For the listing beneath, state how many lines contain the string "REFERENCE". Give the number by itself.

→ **DATA**:
************

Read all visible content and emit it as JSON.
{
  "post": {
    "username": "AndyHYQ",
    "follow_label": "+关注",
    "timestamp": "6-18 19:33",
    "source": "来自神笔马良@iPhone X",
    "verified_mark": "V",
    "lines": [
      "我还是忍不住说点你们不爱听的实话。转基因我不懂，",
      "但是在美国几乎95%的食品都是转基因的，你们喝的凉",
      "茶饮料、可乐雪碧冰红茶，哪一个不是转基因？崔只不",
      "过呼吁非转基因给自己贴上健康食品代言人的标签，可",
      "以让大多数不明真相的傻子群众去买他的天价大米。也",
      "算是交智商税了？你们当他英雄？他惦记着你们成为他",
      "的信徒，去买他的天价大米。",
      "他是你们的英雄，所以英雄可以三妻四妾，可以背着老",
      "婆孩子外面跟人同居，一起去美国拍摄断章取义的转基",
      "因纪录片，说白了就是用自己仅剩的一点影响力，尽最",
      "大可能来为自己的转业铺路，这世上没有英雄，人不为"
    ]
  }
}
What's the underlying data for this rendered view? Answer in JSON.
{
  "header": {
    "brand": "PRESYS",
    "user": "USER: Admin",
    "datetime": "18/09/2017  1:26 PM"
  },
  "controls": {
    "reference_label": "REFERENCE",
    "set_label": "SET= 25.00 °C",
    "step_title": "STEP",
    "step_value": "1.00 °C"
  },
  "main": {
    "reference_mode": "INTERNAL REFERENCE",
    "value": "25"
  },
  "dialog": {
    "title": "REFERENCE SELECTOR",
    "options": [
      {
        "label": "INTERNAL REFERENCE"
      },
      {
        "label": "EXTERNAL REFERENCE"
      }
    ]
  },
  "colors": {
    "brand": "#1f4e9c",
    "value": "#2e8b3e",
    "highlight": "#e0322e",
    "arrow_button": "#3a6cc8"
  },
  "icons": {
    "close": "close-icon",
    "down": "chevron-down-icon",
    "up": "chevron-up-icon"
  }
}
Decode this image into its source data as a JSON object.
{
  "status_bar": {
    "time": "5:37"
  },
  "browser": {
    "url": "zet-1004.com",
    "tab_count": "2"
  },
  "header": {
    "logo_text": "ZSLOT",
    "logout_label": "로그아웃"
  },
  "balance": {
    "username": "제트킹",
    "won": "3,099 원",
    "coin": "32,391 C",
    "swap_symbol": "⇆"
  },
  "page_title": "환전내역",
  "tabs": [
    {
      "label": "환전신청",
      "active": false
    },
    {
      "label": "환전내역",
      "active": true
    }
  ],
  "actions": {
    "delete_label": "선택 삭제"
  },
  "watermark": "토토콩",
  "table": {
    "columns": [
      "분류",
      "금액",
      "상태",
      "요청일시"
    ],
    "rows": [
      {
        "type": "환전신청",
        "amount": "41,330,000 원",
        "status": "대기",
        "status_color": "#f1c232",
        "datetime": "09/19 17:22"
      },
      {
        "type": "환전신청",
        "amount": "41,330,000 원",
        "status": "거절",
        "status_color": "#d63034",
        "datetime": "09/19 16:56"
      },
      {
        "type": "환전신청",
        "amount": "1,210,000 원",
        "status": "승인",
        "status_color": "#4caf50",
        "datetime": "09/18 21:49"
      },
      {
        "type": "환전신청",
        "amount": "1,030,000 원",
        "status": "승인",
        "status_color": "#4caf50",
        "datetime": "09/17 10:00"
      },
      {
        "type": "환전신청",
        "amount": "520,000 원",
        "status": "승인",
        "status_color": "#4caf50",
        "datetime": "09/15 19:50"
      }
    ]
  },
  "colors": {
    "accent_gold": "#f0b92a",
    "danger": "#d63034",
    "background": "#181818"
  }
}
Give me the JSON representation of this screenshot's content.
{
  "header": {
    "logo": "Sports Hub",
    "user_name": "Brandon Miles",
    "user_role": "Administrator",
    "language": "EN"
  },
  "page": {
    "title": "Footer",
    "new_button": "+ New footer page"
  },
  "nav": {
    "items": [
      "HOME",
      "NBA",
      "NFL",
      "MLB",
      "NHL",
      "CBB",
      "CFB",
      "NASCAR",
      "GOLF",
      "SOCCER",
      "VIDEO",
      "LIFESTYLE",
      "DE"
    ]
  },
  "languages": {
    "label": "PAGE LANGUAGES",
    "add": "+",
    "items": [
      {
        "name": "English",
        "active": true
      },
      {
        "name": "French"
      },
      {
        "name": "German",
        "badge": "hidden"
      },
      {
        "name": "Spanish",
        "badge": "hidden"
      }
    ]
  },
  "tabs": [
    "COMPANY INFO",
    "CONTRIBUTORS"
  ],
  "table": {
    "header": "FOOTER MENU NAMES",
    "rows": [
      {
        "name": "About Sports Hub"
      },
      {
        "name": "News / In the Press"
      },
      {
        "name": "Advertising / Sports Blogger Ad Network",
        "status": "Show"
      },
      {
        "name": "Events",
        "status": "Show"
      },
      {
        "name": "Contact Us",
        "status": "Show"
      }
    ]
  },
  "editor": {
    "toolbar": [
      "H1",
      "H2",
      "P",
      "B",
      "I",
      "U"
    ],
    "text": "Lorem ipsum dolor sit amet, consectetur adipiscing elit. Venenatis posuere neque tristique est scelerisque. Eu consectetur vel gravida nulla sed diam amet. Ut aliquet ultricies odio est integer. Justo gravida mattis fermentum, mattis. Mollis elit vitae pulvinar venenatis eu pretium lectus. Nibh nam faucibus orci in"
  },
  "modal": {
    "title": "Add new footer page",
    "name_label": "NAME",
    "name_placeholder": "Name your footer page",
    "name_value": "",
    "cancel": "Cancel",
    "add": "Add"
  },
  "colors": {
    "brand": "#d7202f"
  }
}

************

→ **RESPONSE**: 5